Goal of the exercise: A bare number is the expected answer: the count of lines in the data holding "placeholder".

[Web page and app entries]

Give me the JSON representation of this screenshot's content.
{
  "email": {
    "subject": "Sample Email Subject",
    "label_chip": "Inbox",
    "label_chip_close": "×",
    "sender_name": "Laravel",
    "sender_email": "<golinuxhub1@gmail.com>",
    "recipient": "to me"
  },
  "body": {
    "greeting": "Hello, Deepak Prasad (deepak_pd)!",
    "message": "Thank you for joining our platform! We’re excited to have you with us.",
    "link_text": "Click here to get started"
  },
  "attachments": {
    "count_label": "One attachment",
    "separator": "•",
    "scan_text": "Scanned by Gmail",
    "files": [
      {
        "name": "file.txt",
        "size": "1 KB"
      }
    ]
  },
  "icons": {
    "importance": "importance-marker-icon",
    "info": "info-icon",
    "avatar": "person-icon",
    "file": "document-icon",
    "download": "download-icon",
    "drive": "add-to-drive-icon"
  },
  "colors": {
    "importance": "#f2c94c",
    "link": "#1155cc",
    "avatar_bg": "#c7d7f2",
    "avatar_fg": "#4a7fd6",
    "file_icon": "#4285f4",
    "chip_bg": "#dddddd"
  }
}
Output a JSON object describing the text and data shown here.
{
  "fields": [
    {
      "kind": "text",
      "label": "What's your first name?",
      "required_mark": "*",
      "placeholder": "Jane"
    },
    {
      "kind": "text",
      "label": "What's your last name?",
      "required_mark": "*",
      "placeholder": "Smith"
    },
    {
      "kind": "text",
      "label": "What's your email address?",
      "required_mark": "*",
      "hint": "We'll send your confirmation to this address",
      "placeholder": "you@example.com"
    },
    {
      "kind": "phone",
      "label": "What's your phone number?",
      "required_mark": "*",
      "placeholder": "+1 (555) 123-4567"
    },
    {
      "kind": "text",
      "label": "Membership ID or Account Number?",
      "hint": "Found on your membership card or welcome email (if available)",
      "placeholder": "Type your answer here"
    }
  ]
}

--

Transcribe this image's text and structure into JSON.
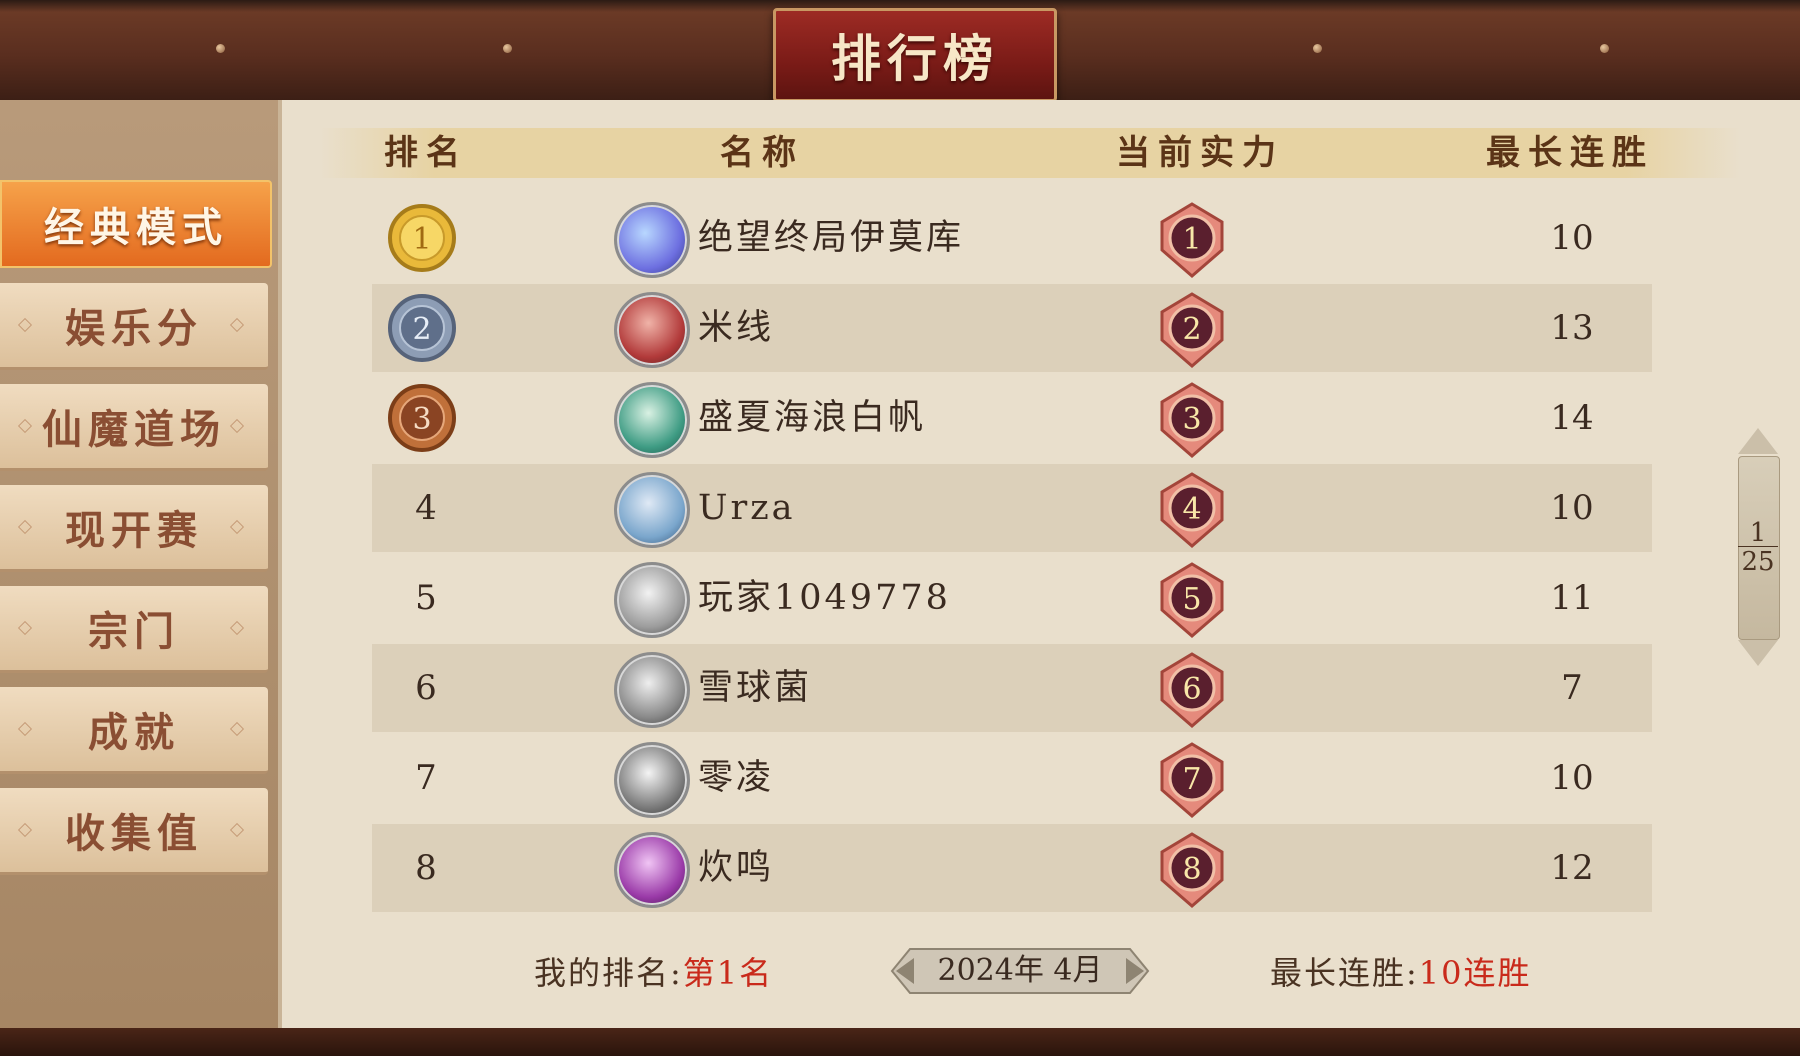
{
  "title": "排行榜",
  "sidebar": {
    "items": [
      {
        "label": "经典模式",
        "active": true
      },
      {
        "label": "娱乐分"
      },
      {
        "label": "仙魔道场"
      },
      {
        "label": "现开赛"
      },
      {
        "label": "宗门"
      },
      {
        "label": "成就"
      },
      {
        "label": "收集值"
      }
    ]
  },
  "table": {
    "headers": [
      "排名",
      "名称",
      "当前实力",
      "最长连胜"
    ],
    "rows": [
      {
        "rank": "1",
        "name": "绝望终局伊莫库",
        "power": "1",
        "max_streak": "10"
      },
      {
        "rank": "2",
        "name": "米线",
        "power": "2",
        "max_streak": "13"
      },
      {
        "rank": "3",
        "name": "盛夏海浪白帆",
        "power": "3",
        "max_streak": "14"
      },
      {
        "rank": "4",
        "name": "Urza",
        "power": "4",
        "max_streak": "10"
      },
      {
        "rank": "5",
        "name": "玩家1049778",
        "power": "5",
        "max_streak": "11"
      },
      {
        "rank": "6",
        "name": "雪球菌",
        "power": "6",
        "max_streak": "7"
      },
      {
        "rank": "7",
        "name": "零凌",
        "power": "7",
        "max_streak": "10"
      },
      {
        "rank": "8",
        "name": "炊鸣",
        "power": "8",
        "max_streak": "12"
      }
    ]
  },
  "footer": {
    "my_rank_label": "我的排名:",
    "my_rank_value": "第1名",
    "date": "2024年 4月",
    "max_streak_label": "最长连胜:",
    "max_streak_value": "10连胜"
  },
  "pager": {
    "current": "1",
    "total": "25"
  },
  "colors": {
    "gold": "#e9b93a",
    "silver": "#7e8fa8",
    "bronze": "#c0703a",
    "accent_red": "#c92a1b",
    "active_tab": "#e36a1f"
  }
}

Solution for this problem: 5